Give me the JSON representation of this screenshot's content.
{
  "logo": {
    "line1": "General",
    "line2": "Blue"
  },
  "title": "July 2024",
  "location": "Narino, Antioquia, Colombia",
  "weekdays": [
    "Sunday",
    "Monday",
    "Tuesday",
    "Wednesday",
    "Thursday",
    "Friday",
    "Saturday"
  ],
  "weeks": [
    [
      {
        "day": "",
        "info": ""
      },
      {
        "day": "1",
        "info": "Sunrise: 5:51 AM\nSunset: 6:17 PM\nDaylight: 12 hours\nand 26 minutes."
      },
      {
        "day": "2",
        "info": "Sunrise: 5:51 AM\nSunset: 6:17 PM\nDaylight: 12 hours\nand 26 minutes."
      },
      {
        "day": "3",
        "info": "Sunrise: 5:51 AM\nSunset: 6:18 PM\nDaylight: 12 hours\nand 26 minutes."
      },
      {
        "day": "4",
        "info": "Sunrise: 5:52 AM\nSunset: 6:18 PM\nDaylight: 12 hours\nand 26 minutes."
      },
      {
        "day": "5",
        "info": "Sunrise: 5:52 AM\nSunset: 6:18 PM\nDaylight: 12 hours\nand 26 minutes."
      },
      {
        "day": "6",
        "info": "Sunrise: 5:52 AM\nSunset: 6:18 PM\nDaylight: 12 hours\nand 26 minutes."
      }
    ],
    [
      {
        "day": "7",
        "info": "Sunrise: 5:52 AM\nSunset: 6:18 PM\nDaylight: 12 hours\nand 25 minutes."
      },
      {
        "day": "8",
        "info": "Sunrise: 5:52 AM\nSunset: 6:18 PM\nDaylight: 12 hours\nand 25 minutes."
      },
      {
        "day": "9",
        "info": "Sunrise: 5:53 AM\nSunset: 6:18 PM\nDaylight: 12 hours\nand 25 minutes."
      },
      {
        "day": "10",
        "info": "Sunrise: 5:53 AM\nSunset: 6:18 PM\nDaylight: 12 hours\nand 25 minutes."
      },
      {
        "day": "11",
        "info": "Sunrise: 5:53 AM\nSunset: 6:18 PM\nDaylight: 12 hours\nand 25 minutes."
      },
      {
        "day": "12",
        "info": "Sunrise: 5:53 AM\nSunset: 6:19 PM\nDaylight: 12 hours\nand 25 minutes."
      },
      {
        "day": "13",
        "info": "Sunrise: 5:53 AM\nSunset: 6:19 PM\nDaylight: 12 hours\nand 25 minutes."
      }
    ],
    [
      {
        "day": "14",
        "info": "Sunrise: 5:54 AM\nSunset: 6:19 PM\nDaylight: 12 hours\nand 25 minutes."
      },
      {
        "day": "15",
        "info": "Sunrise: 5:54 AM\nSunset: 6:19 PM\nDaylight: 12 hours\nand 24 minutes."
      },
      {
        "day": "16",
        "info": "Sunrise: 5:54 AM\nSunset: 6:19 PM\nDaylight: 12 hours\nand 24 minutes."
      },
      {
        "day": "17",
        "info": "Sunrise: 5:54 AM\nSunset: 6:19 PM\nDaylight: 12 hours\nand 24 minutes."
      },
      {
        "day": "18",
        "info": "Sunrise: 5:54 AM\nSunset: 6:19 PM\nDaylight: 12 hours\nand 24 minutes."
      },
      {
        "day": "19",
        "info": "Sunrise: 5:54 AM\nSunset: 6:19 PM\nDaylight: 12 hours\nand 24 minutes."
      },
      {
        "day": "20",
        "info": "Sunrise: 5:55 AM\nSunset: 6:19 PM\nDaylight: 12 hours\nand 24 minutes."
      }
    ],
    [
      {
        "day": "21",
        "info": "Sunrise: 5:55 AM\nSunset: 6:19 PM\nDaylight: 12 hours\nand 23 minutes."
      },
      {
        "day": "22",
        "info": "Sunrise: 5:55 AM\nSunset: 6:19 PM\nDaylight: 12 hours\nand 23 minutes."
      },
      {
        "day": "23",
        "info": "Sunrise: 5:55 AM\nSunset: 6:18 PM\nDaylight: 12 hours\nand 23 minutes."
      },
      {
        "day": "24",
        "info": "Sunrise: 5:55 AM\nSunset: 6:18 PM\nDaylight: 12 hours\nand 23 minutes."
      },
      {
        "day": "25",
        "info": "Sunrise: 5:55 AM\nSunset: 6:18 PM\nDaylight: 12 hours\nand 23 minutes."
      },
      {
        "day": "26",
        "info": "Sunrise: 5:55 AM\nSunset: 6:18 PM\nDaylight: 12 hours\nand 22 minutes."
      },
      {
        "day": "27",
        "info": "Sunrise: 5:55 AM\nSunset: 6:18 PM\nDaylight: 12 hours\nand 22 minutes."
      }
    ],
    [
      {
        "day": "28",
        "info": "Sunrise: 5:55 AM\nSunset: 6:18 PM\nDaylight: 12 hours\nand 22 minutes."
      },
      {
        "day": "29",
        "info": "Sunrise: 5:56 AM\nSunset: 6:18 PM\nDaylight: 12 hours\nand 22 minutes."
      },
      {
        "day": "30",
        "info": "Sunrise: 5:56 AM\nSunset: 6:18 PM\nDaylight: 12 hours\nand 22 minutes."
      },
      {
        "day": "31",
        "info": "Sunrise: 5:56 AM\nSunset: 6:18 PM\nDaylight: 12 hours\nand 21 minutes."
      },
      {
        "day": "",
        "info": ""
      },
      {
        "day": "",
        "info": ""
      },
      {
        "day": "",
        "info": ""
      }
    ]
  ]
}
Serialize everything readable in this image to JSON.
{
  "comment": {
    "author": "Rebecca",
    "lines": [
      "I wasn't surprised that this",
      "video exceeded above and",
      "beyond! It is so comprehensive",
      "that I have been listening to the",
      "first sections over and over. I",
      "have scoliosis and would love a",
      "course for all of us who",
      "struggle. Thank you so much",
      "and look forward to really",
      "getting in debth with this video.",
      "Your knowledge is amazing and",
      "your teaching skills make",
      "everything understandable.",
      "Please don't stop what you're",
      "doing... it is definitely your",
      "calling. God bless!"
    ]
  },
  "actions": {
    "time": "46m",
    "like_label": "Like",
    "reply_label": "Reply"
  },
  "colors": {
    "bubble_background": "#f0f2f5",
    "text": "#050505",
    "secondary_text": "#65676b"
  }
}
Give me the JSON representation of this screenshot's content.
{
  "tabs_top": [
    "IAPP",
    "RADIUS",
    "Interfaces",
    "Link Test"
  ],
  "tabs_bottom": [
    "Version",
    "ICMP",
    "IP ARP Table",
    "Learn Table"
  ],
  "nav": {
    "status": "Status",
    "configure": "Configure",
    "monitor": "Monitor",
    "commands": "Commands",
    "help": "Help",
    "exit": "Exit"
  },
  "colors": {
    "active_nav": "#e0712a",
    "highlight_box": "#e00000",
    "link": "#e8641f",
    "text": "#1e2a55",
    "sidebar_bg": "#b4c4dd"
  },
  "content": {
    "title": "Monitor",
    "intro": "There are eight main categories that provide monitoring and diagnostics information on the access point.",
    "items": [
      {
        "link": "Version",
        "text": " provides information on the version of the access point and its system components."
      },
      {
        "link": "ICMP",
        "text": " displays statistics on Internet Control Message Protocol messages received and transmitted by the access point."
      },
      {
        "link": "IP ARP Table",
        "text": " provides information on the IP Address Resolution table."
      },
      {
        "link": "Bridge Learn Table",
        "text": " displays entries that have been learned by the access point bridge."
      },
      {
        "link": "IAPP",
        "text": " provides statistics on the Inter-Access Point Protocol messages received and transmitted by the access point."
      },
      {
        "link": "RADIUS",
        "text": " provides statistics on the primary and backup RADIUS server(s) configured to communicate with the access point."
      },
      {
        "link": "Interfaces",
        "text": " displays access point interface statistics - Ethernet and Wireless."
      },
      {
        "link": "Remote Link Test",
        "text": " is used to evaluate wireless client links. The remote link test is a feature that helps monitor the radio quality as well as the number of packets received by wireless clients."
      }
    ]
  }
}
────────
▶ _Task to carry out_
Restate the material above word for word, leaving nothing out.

▶ _Exercise response_
Give me the JSON representation of this screenshot's content.
{
  "logo": {
    "line1": "General",
    "line2": "Blue"
  },
  "title": "July 2024",
  "location": "Narino, Antioquia, Colombia",
  "weekdays": [
    "Sunday",
    "Monday",
    "Tuesday",
    "Wednesday",
    "Thursday",
    "Friday",
    "Saturday"
  ],
  "weeks": [
    [
      {
        "day": "",
        "info": ""
      },
      {
        "day": "1",
        "info": "Sunrise: 5:51 AM\nSunset: 6:17 PM\nDaylight: 12 hours\nand 26 minutes."
      },
      {
        "day": "2",
        "info": "Sunrise: 5:51 AM\nSunset: 6:17 PM\nDaylight: 12 hours\nand 26 minutes."
      },
      {
        "day": "3",
        "info": "Sunrise: 5:51 AM\nSunset: 6:18 PM\nDaylight: 12 hours\nand 26 minutes."
      },
      {
        "day": "4",
        "info": "Sunrise: 5:52 AM\nSunset: 6:18 PM\nDaylight: 12 hours\nand 26 minutes."
      },
      {
        "day": "5",
        "info": "Sunrise: 5:52 AM\nSunset: 6:18 PM\nDaylight: 12 hours\nand 26 minutes."
      },
      {
        "day": "6",
        "info": "Sunrise: 5:52 AM\nSunset: 6:18 PM\nDaylight: 12 hours\nand 26 minutes."
      }
    ],
    [
      {
        "day": "7",
        "info": "Sunrise: 5:52 AM\nSunset: 6:18 PM\nDaylight: 12 hours\nand 25 minutes."
      },
      {
        "day": "8",
        "info": "Sunrise: 5:52 AM\nSunset: 6:18 PM\nDaylight: 12 hours\nand 25 minutes."
      },
      {
        "day": "9",
        "info": "Sunrise: 5:53 AM\nSunset: 6:18 PM\nDaylight: 12 hours\nand 25 minutes."
      },
      {
        "day": "10",
        "info": "Sunrise: 5:53 AM\nSunset: 6:18 PM\nDaylight: 12 hours\nand 25 minutes."
      },
      {
        "day": "11",
        "info": "Sunrise: 5:53 AM\nSunset: 6:18 PM\nDaylight: 12 hours\nand 25 minutes."
      },
      {
        "day": "12",
        "info": "Sunrise: 5:53 AM\nSunset: 6:19 PM\nDaylight: 12 hours\nand 25 minutes."
      },
      {
        "day": "13",
        "info": "Sunrise: 5:53 AM\nSunset: 6:19 PM\nDaylight: 12 hours\nand 25 minutes."
      }
    ],
    [
      {
        "day": "14",
        "info": "Sunrise: 5:54 AM\nSunset: 6:19 PM\nDaylight: 12 hours\nand 25 minutes."
      },
      {
        "day": "15",
        "info": "Sunrise: 5:54 AM\nSunset: 6:19 PM\nDaylight: 12 hours\nand 24 minutes."
      },
      {
        "day": "16",
        "info": "Sunrise: 5:54 AM\nSunset: 6:19 PM\nDaylight: 12 hours\nand 24 minutes."
      },
      {
        "day": "17",
        "info": "Sunrise: 5:54 AM\nSunset: 6:19 PM\nDaylight: 12 hours\nand 24 minutes."
      },
      {
        "day": "18",
        "info": "Sunrise: 5:54 AM\nSunset: 6:19 PM\nDaylight: 12 hours\nand 24 minutes."
      },
      {
        "day": "19",
        "info": "Sunrise: 5:54 AM\nSunset: 6:19 PM\nDaylight: 12 hours\nand 24 minutes."
      },
      {
        "day": "20",
        "info": "Sunrise: 5:55 AM\nSunset: 6:19 PM\nDaylight: 12 hours\nand 24 minutes."
      }
    ],
    [
      {
        "day": "21",
        "info": "Sunrise: 5:55 AM\nSunset: 6:19 PM\nDaylight: 12 hours\nand 23 minutes."
      },
      {
        "day": "22",
        "info": "Sunrise: 5:55 AM\nSunset: 6:19 PM\nDaylight: 12 hours\nand 23 minutes."
      },
      {
        "day": "23",
        "info": "Sunrise: 5:55 AM\nSunset: 6:18 PM\nDaylight: 12 hours\nand 23 minutes."
      },
      {
        "day": "24",
        "info": "Sunrise: 5:55 AM\nSunset: 6:18 PM\nDaylight: 12 hours\nand 23 minutes."
      },
      {
        "day": "25",
        "info": "Sunrise: 5:55 AM\nSunset: 6:18 PM\nDaylight: 12 hours\nand 23 minutes."
      },
      {
        "day": "26",
        "info": "Sunrise: 5:55 AM\nSunset: 6:18 PM\nDaylight: 12 hours\nand 22 minutes."
      },
      {
        "day": "27",
        "info": "Sunrise: 5:55 AM\nSunset: 6:18 PM\nDaylight: 12 hours\nand 22 minutes."
      }
    ],
    [
      {
        "day": "28",
        "info": "Sunrise: 5:55 AM\nSunset: 6:18 PM\nDaylight: 12 hours\nand 22 minutes."
      },
      {
        "day": "29",
        "info": "Sunrise: 5:56 AM\nSunset: 6:18 PM\nDaylight: 12 hours\nand 22 minutes."
      },
      {
        "day": "30",
        "info": "Sunrise: 5:56 AM\nSunset: 6:18 PM\nDaylight: 12 hours\nand 22 minutes."
      },
      {
        "day": "31",
        "info": "Sunrise: 5:56 AM\nSunset: 6:18 PM\nDaylight: 12 hours\nand 21 minutes."
      },
      {
        "day": "",
        "info": ""
      },
      {
        "day": "",
        "info": ""
      },
      {
        "day": "",
        "info": ""
      }
    ]
  ]
}
Serialize everything readable in this image to JSON.
{
  "comment": {
    "author": "Rebecca",
    "lines": [
      "I wasn't surprised that this",
      "video exceeded above and",
      "beyond! It is so comprehensive",
      "that I have been listening to the",
      "first sections over and over. I",
      "have scoliosis and would love a",
      "course for all of us who",
      "struggle. Thank you so much",
      "and look forward to really",
      "getting in debth with this video.",
      "Your knowledge is amazing and",
      "your teaching skills make",
      "everything understandable.",
      "Please don't stop what you're",
      "doing... it is definitely your",
      "calling. God bless!"
    ]
  },
  "actions": {
    "time": "46m",
    "like_label": "Like",
    "reply_label": "Reply"
  },
  "colors": {
    "bubble_background": "#f0f2f5",
    "text": "#050505",
    "secondary_text": "#65676b"
  }
}
Give me the JSON representation of this screenshot's content.
{
  "tabs_top": [
    "IAPP",
    "RADIUS",
    "Interfaces",
    "Link Test"
  ],
  "tabs_bottom": [
    "Version",
    "ICMP",
    "IP ARP Table",
    "Learn Table"
  ],
  "nav": {
    "status": "Status",
    "configure": "Configure",
    "monitor": "Monitor",
    "commands": "Commands",
    "help": "Help",
    "exit": "Exit"
  },
  "colors": {
    "active_nav": "#e0712a",
    "highlight_box": "#e00000",
    "link": "#e8641f",
    "text": "#1e2a55",
    "sidebar_bg": "#b4c4dd"
  },
  "content": {
    "title": "Monitor",
    "intro": "There are eight main categories that provide monitoring and diagnostics information on the access point.",
    "items": [
      {
        "link": "Version",
        "text": " provides information on the version of the access point and its system components."
      },
      {
        "link": "ICMP",
        "text": " displays statistics on Internet Control Message Protocol messages received and transmitted by the access point."
      },
      {
        "link": "IP ARP Table",
        "text": " provides information on the IP Address Resolution table."
      },
      {
        "link": "Bridge Learn Table",
        "text": " displays entries that have been learned by the access point bridge."
      },
      {
        "link": "IAPP",
        "text": " provides statistics on the Inter-Access Point Protocol messages received and transmitted by the access point."
      },
      {
        "link": "RADIUS",
        "text": " provides statistics on the primary and backup RADIUS server(s) configured to communicate with the access point."
      },
      {
        "link": "Interfaces",
        "text": " displays access point interface statistics - Ethernet and Wireless."
      },
      {
        "link": "Remote Link Test",
        "text": " is used to evaluate wireless client links. The remote link test is a feature that helps monitor the radio quality as well as the number of packets received by wireless clients."
      }
    ]
  }
}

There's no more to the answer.